EXERCISE DETAILS: Each line of the records that includes "immediately" should be found and copied.

EXERCISE MATERIALS:
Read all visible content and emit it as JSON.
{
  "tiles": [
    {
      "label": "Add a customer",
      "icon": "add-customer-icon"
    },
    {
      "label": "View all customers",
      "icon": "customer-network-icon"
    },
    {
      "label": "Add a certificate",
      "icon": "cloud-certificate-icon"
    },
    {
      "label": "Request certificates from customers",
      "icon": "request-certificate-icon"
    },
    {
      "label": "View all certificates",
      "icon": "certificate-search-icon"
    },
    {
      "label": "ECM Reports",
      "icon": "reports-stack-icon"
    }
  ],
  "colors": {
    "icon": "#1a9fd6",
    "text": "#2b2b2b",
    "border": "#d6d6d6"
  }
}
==
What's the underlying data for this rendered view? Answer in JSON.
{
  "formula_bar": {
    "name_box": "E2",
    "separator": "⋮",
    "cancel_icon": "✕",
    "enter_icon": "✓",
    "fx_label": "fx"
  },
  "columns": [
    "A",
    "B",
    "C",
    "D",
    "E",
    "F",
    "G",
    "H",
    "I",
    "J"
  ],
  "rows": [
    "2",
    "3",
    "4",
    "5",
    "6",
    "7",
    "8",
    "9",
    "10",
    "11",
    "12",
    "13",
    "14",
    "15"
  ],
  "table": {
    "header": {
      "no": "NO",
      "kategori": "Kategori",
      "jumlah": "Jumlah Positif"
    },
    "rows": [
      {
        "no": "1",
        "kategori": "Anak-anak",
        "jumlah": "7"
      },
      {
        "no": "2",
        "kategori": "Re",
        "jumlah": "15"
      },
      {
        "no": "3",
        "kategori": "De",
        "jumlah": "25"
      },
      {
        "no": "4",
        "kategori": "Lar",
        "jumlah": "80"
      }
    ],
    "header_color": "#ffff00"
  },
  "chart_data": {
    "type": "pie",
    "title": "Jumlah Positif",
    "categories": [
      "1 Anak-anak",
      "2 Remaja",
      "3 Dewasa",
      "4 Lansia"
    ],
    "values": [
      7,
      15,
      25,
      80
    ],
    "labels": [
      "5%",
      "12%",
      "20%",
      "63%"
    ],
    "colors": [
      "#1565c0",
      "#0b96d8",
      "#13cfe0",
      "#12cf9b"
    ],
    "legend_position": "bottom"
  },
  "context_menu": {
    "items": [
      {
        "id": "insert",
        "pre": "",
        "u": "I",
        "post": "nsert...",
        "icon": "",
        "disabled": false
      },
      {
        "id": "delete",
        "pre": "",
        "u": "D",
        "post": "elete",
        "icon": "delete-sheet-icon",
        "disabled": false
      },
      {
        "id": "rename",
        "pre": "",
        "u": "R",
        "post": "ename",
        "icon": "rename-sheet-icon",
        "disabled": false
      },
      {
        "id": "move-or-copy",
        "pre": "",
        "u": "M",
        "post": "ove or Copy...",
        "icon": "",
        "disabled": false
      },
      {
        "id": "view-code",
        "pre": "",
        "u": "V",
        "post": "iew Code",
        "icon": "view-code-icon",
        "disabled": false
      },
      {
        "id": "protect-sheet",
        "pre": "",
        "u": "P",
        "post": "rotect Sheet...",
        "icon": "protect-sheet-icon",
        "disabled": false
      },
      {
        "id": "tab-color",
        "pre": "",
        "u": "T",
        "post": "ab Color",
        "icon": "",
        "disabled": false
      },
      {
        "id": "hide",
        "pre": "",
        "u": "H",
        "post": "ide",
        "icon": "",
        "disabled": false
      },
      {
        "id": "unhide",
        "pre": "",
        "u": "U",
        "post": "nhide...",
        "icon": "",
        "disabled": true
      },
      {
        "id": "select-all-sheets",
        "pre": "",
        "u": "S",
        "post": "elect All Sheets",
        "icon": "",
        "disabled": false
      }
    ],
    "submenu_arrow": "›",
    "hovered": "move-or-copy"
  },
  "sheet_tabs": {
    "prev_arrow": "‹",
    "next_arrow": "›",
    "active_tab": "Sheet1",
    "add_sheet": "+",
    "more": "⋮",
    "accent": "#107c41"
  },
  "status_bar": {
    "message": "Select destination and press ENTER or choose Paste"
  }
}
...
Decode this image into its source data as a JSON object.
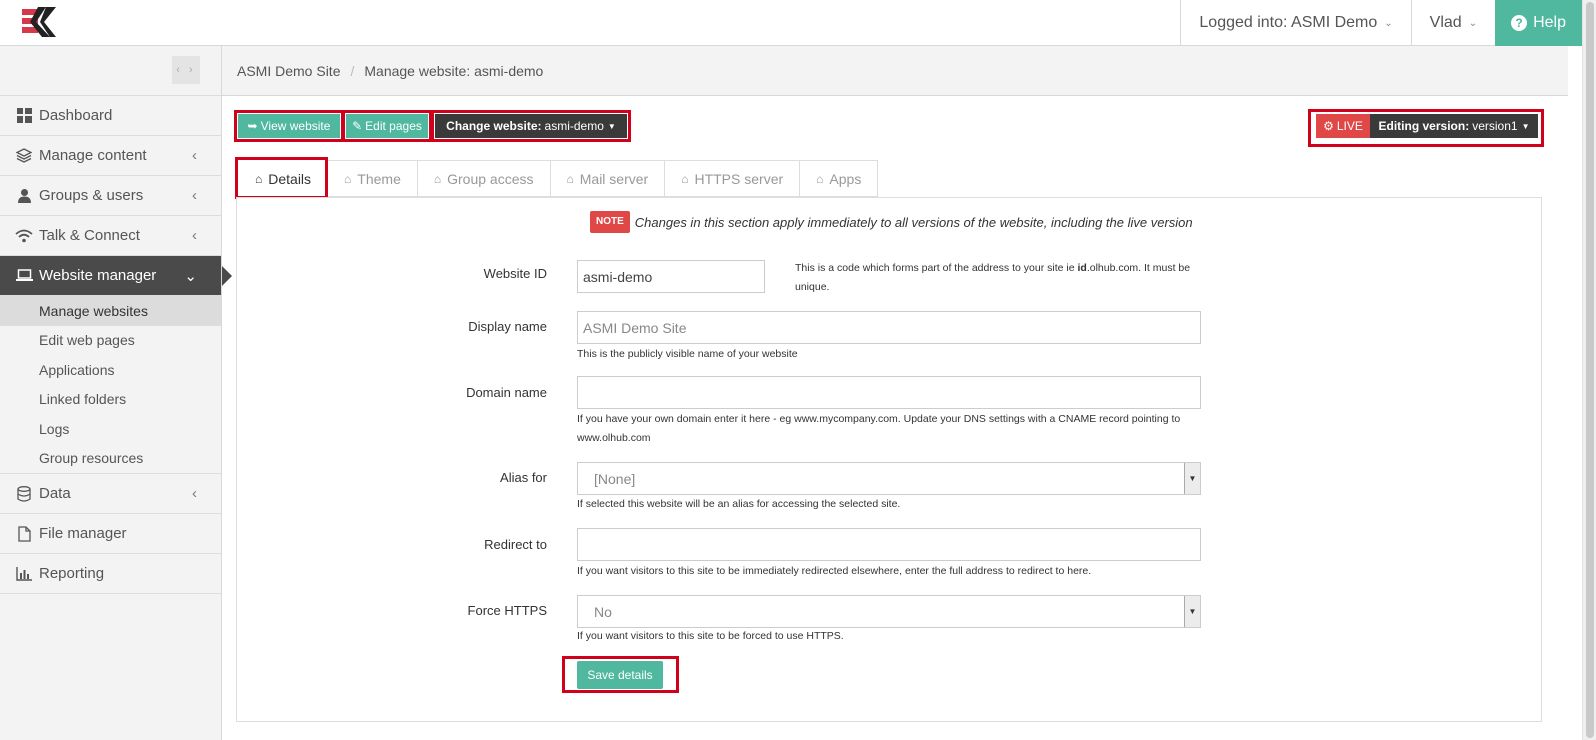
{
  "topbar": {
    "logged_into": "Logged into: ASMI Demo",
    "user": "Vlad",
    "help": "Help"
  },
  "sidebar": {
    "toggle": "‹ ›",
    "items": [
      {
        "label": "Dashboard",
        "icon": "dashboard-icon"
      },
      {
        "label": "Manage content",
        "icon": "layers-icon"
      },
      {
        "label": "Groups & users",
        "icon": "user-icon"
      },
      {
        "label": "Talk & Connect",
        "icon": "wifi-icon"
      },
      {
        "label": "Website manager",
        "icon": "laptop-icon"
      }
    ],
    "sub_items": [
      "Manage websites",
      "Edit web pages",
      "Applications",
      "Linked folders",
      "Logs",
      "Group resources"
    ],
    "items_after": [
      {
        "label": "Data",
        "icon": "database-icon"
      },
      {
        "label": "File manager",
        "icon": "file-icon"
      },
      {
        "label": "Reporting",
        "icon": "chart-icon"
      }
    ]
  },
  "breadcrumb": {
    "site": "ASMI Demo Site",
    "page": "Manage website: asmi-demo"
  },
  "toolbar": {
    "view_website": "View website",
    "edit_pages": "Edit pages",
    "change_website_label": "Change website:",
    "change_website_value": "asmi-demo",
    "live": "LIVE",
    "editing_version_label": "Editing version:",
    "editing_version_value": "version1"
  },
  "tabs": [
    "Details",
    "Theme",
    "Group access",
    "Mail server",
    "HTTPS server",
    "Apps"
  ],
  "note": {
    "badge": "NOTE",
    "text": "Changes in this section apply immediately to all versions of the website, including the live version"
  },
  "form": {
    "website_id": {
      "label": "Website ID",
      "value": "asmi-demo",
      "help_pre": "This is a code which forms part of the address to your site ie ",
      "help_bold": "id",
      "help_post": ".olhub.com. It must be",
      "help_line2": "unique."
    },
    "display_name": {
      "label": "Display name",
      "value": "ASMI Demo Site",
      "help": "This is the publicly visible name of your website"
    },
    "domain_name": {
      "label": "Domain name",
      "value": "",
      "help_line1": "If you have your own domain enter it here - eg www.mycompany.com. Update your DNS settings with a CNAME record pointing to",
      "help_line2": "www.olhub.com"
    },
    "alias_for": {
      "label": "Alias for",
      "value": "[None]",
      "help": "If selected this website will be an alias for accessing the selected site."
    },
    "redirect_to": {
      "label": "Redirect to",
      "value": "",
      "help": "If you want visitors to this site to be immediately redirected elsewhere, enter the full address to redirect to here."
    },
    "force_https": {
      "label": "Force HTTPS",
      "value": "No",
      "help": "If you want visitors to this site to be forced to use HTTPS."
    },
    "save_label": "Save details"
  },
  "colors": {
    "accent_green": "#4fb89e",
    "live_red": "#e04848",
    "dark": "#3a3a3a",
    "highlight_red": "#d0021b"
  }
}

ANSWER TO THIS EXERCISE:
    "text": "Changes in this section apply immediately to all versions of the website, including the live version"
      "help": "If you want visitors to this site to be immediately redirected elsewhere, enter the full address to redirect to here."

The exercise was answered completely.